Lincoln Electric's story begins in 1895 when John C. Lincoln was laid off from his job at a Cleveland manufacturer of electric motors. Lincoln decided to go into business for himself, and by 1907 had expanded into welding machinery. John's brother, James, soon joined and took over management - John was an inventor. James is the one that implemented piece-rate payment, open-door communications, and the annual bonus. James was accused by various congressmen for years of using the bonus system to avoid paying U.S. taxes. The first payout, in 1934, represented 22% of worker pay. The company has now settled on a standard payout of 32% of earnings before interest, taxes, and bonus.
James also initiated an Advisory Board of elected representatives from throughout the factory, meeting every two weeks.Read more ›
According to Koller, Lincoln Electric operates on the principles that were originated by its founding brothers back in the late 1890s:
1. Employees are a high-value resource. "Treat employees like you (management) would want to be treated." Employees who perform their jobs up to company standards (which ARE rigorous) are paid according to the quality and quantity of their work. employees should not have to worry about losing their jobs in tough economic conditions, although they should expect to have hours and compensation curtailed.
2. The key to profitability is paying wages commensurate with productivity. During times of full production Lincoln Electric pays its most productive people bonuses of 70% and 120% of their base wage. At these times assembly line workers may earn $90,000, presumably from bonsuses and overtime pay. During slack times when production falls employee pay is sharply curtailed, but even so, this would seem to be preferable to laying people off.
3. Employee input into the business is essential for continual improvement. Employees make their voices heard through the Employee Advisory Board and the Open Door Policy whereby any employee may talk to the President. Employee bonuses are enhanced by the amount of productivity-improving ideas they originate.

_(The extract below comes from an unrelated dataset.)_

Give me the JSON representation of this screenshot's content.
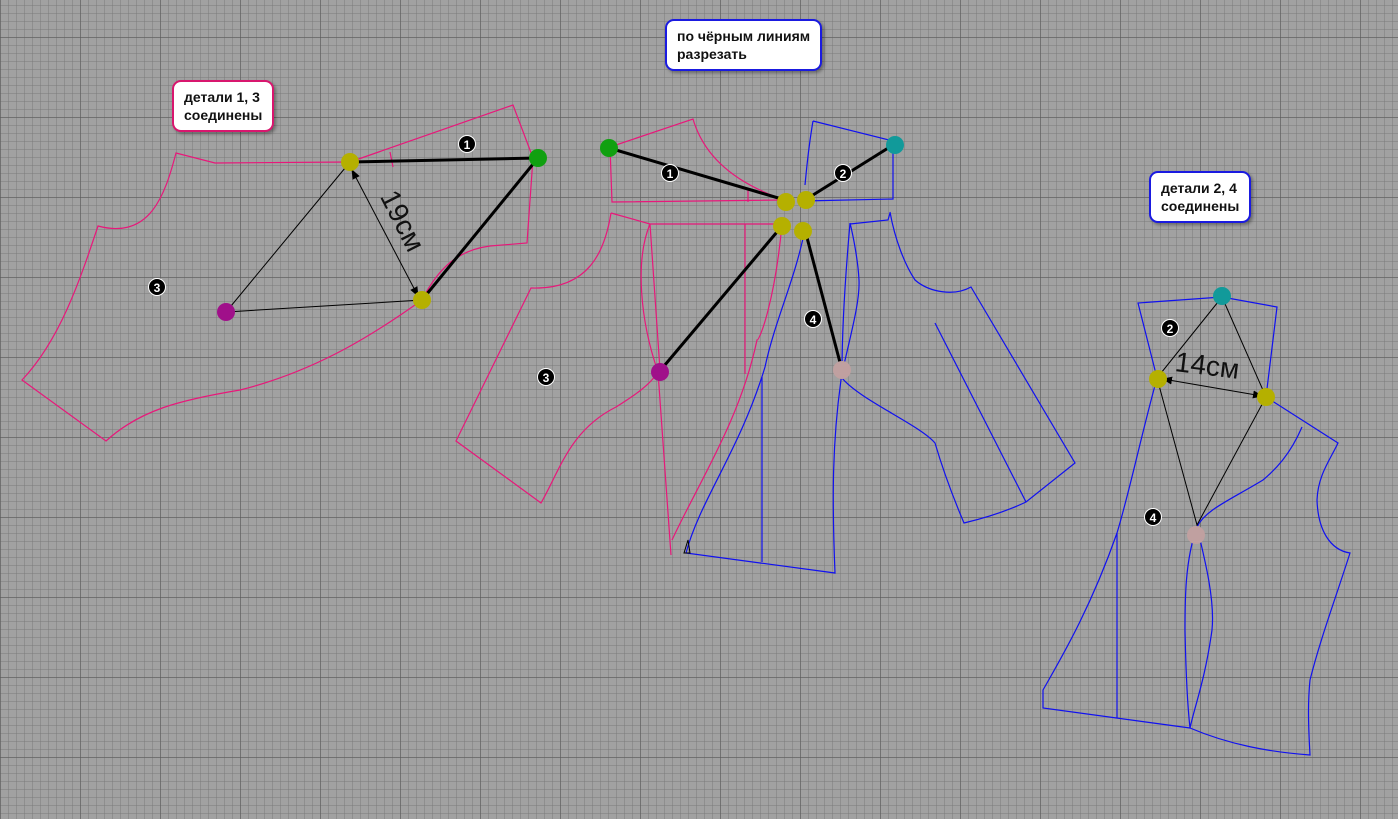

4. In a global economy retaining employees is a competive advantage, not a liability.Read more ›
Most Recent Customer Reviews
Great book, gave many to friends and colleagues to share a great store. As for book condition: even used ones were in decent condition.Published 13 months ago by Olav Cramer
I enjoyed the history of Franklin Electric and their guarantee of employment for their workers, but the book became repetitive. It made it slow to read.Published 18 months ago by Jane F Haskin
Is guaranteed employment a viable business strategy? After reading this book, I would say .... Maybe. Well written and researched.Published on January 19, 2014 by Paul Downs
This is one the best books I've read. It's about the success and great management of a great old-school company. Read morePublished on December 12, 2013 by fourdegreesc
I recommend this book to anybody who appreciates the industrial history of the U.S. The book does a good job of discussing how Lincoln Electric began in the 19th Century and how... Read morePublished on October 21, 2013 by LeTU MBA
Outstanding review of a unique company and the principles which have made it successfull. These principles could be applied to other companies.Published on February 26, 2013 by James Rosenthal